The Three-Eyed Goddess started appearing in the mid-10,000s and takes the form of a three-eyed nurlak woman with torn ears and long, black hair. She has several alternate names, often determined by translation of the follower’s native language. Some of the more common alternatives are “The Goddess of Freedom”, “Hope Bringer”, “The Fortune Teller”, and “Scara’s Fallen Messenger” (an Animon-specific title). Her true name is unknown.
Her followers come from a wide variety of other religions and are often unshakable in their shared beliefs; the Three-Eyed Goddess is said to encourage those she visits to devote themselves to their chosen religion with passion and loyalty. Because of this, her followers tend to believe in her as a secondary religion; a goddess who lives outside the boundaries of the other deities’ constraints and spreads hope and kindness to all.

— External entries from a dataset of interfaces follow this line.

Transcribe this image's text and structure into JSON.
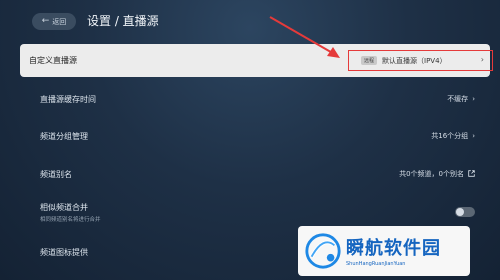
{
  "header": {
    "back_label": "返回",
    "title": "设置 / 直播源"
  },
  "rows": {
    "custom_source": {
      "label": "自定义直播源",
      "badge": "远程",
      "value": "默认直播源（IPV4）"
    },
    "cache_time": {
      "label": "直播源缓存时间",
      "value": "不缓存"
    },
    "group_manage": {
      "label": "频道分组管理",
      "value": "共16个分组"
    },
    "alias": {
      "label": "频道别名",
      "value": "共0个频道，0个别名"
    },
    "merge": {
      "label": "相似频道合并",
      "sublabel": "相同频道别名将进行合并",
      "enabled": false
    },
    "logo_provider": {
      "label": "频道图标提供"
    }
  },
  "watermark": {
    "text": "瞬航软件园",
    "subtext": "ShunHangRuanJianYuan"
  },
  "colors": {
    "highlight_box": "#e53a3a",
    "annotation_arrow": "#e53a3a",
    "watermark_blue": "#1565c0"
  }
}
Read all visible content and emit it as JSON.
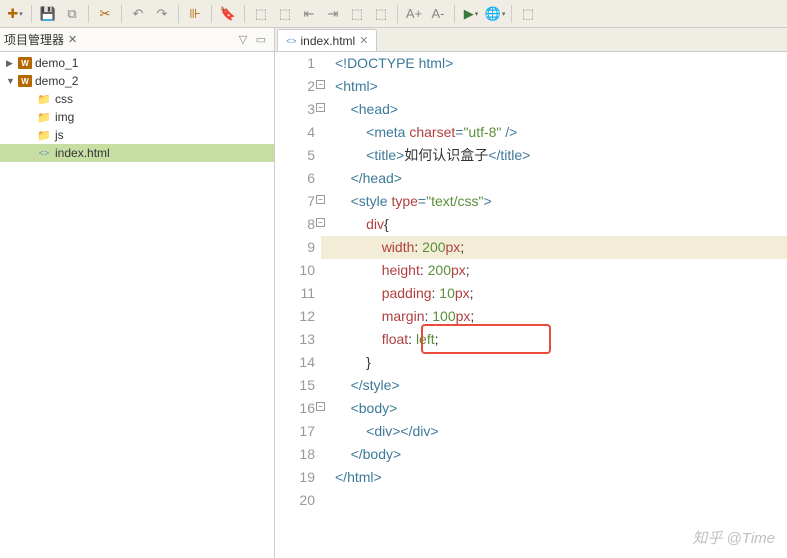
{
  "panel": {
    "title": "项目管理器"
  },
  "tree": {
    "demo1": "demo_1",
    "demo2": "demo_2",
    "css": "css",
    "img": "img",
    "js": "js",
    "index": "index.html"
  },
  "tab": {
    "filename": "index.html"
  },
  "code": {
    "l1": "<!DOCTYPE html>",
    "l2a": "<",
    "l2b": "html",
    "l2c": ">",
    "l3a": "<",
    "l3b": "head",
    "l3c": ">",
    "l4a": "<",
    "l4b": "meta ",
    "l4c": "charset",
    "l4d": "=",
    "l4e": "\"utf-8\"",
    "l4f": " />",
    "l5a": "<",
    "l5b": "title",
    "l5c": ">",
    "l5d": "如何认识盒子",
    "l5e": "</",
    "l5f": "title",
    "l5g": ">",
    "l6a": "</",
    "l6b": "head",
    "l6c": ">",
    "l7a": "<",
    "l7b": "style ",
    "l7c": "type",
    "l7d": "=",
    "l7e": "\"text/css\"",
    "l7f": ">",
    "l8a": "div",
    "l8b": "{",
    "l9a": "width",
    "l9b": ": ",
    "l9c": "200",
    "l9d": "px",
    "l9e": ";",
    "l10a": "height",
    "l10b": ": ",
    "l10c": "200",
    "l10d": "px",
    "l10e": ";",
    "l11a": "padding",
    "l11b": ": ",
    "l11c": "10",
    "l11d": "px",
    "l11e": ";",
    "l12a": "margin",
    "l12b": ": ",
    "l12c": "100",
    "l12d": "px",
    "l12e": ";",
    "l13a": "float",
    "l13b": ": ",
    "l13c": "left",
    "l13d": ";",
    "l14": "}",
    "l15a": "</",
    "l15b": "style",
    "l15c": ">",
    "l16a": "<",
    "l16b": "body",
    "l16c": ">",
    "l17a": "<",
    "l17b": "div",
    "l17c": "></",
    "l17d": "div",
    "l17e": ">",
    "l18a": "</",
    "l18b": "body",
    "l18c": ">",
    "l19a": "</",
    "l19b": "html",
    "l19c": ">"
  },
  "lines": {
    "n1": "1",
    "n2": "2",
    "n3": "3",
    "n4": "4",
    "n5": "5",
    "n6": "6",
    "n7": "7",
    "n8": "8",
    "n9": "9",
    "n10": "10",
    "n11": "11",
    "n12": "12",
    "n13": "13",
    "n14": "14",
    "n15": "15",
    "n16": "16",
    "n17": "17",
    "n18": "18",
    "n19": "19",
    "n20": "20"
  },
  "watermark": "知乎 @Time"
}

She is believed to have been a devoted Scara disciple in life. So much so that, in Animon beliefs, she became The Goddess’ messenger in death and spoke on her behalf to mortal beings until the late 11,000s; estimated a thousand years after her first appearance.
Animon believe that the Three-Eyed Goddess’ defect from the Animon Goddess was caused by a moral disagreement in how mortal affairs should be handled. Scara wished to leave mortals to their own devices, only getting involved when it was absolutely necessary to protect the masses; but the Three-Eyed Goddess actively disobeyed her deity and approached many mortals simply to comfort them in hard times.
Not all believers in the Three-Eyed Goddess are Animon, however. Many of her Star Seer followers believe that when the Three-Eyed Goddess died and moved to the afterlife her spirit discovered gods and deities didn’t exist. The people who believe this say she went on to become a beacon of hope; devoting herself into becoming a true and just deity for mortals to follow like The Goddess had been for her in her own life.
The Three-Eyed Goddess’ teachings are based on the strong set of moral codes that she followed in life. She teaches those she approaches her ways of kindness, loyalty, and trust.
She believes in the right to freedom and personal autonomy, that nobody should be controlled by others or lose their own sense of self, and has appeared for many people on the edge of self-destruction to save them. Whether they are imprisoned, at war, or suicidal, the Three-Eyed Goddess will try to give them the comfort and guidance they need to survive and move forward.
The Three-Eyed Goddess also teaches forgiveness; though not in the way that most would expect. She teaches her followers that forgiveness comes from healing and not that healing comes from forgiveness; that it is not necessary to forgive to heal, but that you must heal before you are able to fully forgive.
The third eye of the Three-Eyed Goddess is blind, vacant, and off-centre. It is said that if she allows you to look into her blind eye the reflection will be an image of your own soul.
She has prophetic powers and often shares her visions with the mortals she visits. The visions tend to be splinters of the future— each one showing effects of different decisions that the mortal may make in the immediate future. She uses her visions to help the mortal decide what the best action to take is; though she never presses them with her own choice, and always allows them to choose what they believe is best.
It is said that Immortal Queen Distro of Canis La’Can knows the Three-Eyed Goddess from her life before death. Nobody is sure if this is true, however, as the queen tends to turn all questions about her into a joke. All attempts to learn the goddess’ name from Distro have been futile as she gives a different name every time.
There have been cases of Mystics such as goblins and taurs describing visits from the Three-Eyed Goddess. Many say this truly shows her love for all beings —wherever they are from— and sets her apart from the Animon Goddess who is said to only show herself to believers.